◆ **WORK ORDER**
Every record is to be restated exactly, with nothing left out.

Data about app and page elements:
───
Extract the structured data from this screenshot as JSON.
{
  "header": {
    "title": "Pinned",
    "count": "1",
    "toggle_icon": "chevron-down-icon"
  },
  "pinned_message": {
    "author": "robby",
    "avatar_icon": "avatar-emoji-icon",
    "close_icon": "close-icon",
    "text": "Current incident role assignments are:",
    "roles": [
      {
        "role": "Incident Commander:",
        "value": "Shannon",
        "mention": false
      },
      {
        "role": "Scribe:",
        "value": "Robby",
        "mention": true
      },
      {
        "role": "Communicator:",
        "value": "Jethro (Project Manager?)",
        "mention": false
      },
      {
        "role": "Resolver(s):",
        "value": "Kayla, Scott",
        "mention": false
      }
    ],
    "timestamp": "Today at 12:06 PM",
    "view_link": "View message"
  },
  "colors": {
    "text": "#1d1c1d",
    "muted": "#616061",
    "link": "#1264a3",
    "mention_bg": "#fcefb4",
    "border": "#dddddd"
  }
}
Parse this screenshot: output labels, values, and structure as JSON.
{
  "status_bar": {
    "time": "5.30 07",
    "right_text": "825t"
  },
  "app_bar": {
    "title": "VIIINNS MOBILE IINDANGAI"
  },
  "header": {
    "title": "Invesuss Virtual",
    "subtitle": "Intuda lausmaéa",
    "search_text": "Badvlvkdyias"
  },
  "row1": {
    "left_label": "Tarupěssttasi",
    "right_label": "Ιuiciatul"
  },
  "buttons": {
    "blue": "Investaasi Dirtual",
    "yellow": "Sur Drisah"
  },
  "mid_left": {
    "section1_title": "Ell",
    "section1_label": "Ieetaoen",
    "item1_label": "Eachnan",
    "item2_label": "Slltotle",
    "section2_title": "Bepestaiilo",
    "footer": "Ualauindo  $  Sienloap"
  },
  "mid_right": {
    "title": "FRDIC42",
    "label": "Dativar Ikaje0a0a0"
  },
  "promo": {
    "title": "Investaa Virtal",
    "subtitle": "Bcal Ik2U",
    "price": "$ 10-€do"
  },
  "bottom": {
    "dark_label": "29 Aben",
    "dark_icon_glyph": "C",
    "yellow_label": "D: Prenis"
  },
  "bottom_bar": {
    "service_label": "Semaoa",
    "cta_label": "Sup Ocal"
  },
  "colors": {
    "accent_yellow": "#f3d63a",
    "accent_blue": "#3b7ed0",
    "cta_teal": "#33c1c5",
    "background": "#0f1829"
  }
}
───
◆ **WORKED SOLUTION**
Extract the structured data from this screenshot as JSON.
{
  "header": {
    "title": "Pinned",
    "count": "1",
    "toggle_icon": "chevron-down-icon"
  },
  "pinned_message": {
    "author": "robby",
    "avatar_icon": "avatar-emoji-icon",
    "close_icon": "close-icon",
    "text": "Current incident role assignments are:",
    "roles": [
      {
        "role": "Incident Commander:",
        "value": "Shannon",
        "mention": false
      },
      {
        "role": "Scribe:",
        "value": "Robby",
        "mention": true
      },
      {
        "role": "Communicator:",
        "value": "Jethro (Project Manager?)",
        "mention": false
      },
      {
        "role": "Resolver(s):",
        "value": "Kayla, Scott",
        "mention": false
      }
    ],
    "timestamp": "Today at 12:06 PM",
    "view_link": "View message"
  },
  "colors": {
    "text": "#1d1c1d",
    "muted": "#616061",
    "link": "#1264a3",
    "mention_bg": "#fcefb4",
    "border": "#dddddd"
  }
}
Parse this screenshot: output labels, values, and structure as JSON.
{
  "status_bar": {
    "time": "5.30 07",
    "right_text": "825t"
  },
  "app_bar": {
    "title": "VIIINNS MOBILE IINDANGAI"
  },
  "header": {
    "title": "Invesuss Virtual",
    "subtitle": "Intuda lausmaéa",
    "search_text": "Badvlvkdyias"
  },
  "row1": {
    "left_label": "Tarupěssttasi",
    "right_label": "Ιuiciatul"
  },
  "buttons": {
    "blue": "Investaasi Dirtual",
    "yellow": "Sur Drisah"
  },
  "mid_left": {
    "section1_title": "Ell",
    "section1_label": "Ieetaoen",
    "item1_label": "Eachnan",
    "item2_label": "Slltotle",
    "section2_title": "Bepestaiilo",
    "footer": "Ualauindo  $  Sienloap"
  },
  "mid_right": {
    "title": "FRDIC42",
    "label": "Dativar Ikaje0a0a0"
  },
  "promo": {
    "title": "Investaa Virtal",
    "subtitle": "Bcal Ik2U",
    "price": "$ 10-€do"
  },
  "bottom": {
    "dark_label": "29 Aben",
    "dark_icon_glyph": "C",
    "yellow_label": "D: Prenis"
  },
  "bottom_bar": {
    "service_label": "Semaoa",
    "cta_label": "Sup Ocal"
  },
  "colors": {
    "accent_yellow": "#f3d63a",
    "accent_blue": "#3b7ed0",
    "cta_teal": "#33c1c5",
    "background": "#0f1829"
  }
}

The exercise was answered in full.